The FDIC created the Deposit Insurance National Bank of Santa Clara (DINB) to help facilitate those efforts.
The FDIC protects up to $250,000 of customer deposits. However, many SVB customers, including tech businesses and wealthy individuals, had much more than that in their accounts, which was part of what has caused so much anxiety.
SVB is the 16th largest bank in the country and had approximately $209 billion in total assets and about $175.4 billion in deposits at the end of 2022.
Before the Sunday evening announcement, Yellen also appeared on “Face the Nation.”
“Whenever a bank, especially one like Silicon Valley Bank with billions of dollars in deposits fails, it’s clearly a concern,” said Yellen during the appearance. “From a standpoint of depositors, many of which may be small businesses, they rely on access to their funds, to be able to pay the bills that they have, and they employ tens of thousands of people across the country. We’ve been hearing from those depositors and other concerned people this weekend.
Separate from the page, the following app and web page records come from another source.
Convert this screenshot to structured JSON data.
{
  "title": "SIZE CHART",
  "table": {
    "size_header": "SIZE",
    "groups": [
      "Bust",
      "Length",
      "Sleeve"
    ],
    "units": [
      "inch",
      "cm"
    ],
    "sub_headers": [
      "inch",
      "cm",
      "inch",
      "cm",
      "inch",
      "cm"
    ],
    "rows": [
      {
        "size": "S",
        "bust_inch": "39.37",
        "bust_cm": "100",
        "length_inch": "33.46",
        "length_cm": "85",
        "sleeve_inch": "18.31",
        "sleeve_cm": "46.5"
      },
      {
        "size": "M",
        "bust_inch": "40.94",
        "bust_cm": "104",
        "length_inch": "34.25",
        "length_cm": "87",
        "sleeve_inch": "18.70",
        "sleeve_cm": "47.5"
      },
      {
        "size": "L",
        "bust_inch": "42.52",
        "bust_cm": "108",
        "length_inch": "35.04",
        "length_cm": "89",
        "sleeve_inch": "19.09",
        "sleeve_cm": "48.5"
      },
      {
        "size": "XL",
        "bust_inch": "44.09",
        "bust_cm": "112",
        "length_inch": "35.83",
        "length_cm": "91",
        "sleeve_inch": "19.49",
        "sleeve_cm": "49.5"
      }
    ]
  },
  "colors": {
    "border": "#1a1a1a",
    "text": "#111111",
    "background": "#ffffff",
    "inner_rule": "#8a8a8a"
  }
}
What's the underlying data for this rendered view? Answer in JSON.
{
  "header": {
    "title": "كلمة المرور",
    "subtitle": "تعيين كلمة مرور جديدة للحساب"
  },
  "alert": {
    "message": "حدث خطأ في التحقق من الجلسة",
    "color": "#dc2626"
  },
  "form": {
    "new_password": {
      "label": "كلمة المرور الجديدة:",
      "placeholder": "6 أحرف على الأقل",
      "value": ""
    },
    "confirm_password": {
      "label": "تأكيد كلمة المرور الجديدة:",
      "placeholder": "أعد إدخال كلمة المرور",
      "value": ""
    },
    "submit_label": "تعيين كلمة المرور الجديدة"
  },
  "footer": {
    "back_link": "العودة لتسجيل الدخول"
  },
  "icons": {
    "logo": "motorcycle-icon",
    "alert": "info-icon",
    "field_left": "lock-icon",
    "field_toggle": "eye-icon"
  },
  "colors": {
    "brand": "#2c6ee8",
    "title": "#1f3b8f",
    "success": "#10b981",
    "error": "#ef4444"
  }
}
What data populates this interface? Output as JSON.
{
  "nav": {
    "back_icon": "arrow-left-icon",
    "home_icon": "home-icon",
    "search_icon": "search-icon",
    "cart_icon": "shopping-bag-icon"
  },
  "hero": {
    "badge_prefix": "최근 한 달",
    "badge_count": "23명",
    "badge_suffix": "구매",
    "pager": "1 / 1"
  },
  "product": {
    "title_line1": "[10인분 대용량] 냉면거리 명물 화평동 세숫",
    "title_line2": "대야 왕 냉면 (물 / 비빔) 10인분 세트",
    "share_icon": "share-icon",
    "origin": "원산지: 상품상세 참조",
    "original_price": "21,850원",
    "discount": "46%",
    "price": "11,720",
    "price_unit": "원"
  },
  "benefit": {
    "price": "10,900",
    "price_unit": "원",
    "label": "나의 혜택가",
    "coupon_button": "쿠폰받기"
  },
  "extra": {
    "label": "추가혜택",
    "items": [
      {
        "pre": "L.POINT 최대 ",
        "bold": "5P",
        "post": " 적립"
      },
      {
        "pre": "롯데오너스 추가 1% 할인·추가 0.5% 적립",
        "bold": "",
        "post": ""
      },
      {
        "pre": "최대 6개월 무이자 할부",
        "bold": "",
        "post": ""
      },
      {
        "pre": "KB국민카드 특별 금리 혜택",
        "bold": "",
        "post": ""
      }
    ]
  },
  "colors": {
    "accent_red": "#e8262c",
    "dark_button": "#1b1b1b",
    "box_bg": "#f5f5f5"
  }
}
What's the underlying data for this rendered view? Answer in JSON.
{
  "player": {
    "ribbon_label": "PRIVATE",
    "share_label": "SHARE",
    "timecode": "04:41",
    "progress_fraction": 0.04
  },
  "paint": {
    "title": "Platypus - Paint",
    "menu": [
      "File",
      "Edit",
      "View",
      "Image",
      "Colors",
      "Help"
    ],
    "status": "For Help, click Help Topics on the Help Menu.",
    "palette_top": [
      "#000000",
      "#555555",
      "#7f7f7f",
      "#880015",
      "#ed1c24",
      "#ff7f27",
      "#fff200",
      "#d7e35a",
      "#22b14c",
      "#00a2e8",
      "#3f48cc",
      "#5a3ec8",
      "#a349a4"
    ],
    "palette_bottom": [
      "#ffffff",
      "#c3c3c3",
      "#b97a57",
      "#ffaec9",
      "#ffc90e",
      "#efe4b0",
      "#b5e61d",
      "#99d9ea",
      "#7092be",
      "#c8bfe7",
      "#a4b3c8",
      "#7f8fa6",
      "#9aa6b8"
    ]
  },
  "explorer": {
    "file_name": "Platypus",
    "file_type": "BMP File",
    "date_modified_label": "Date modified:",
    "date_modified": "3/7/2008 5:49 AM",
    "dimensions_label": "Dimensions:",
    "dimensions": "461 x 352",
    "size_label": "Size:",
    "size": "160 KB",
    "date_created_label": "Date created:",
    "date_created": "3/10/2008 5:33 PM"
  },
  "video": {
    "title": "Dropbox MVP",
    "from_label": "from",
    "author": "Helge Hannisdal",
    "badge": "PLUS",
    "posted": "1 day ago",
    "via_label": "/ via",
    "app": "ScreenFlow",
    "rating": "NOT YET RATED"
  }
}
So let me say that I’ve been working all weekend with our banking regulators to design appropriate policies to address this situation.”
Yellen was asked if she believes anything similar could happen at other regional banks around the country.
“Let me just say that we want to make sure that the troubles that exist at one bank don’t create contagion to others that are sound,” Yellen explained, adding that the goal is always to use supervision and regulation to avoid contagion.
Brennan also asked the Treasury secretary whether a government bailout was at all possible.
“Let me be clear that during the financial crisis, there were investors and owners of systemic large banks that were bailed out, and we’re certainly not looking,” said Yellen. “And the reforms that have been put in place means that we’re not going to do that again. But we are concerned about depositors and are focused on trying to meet their needs.”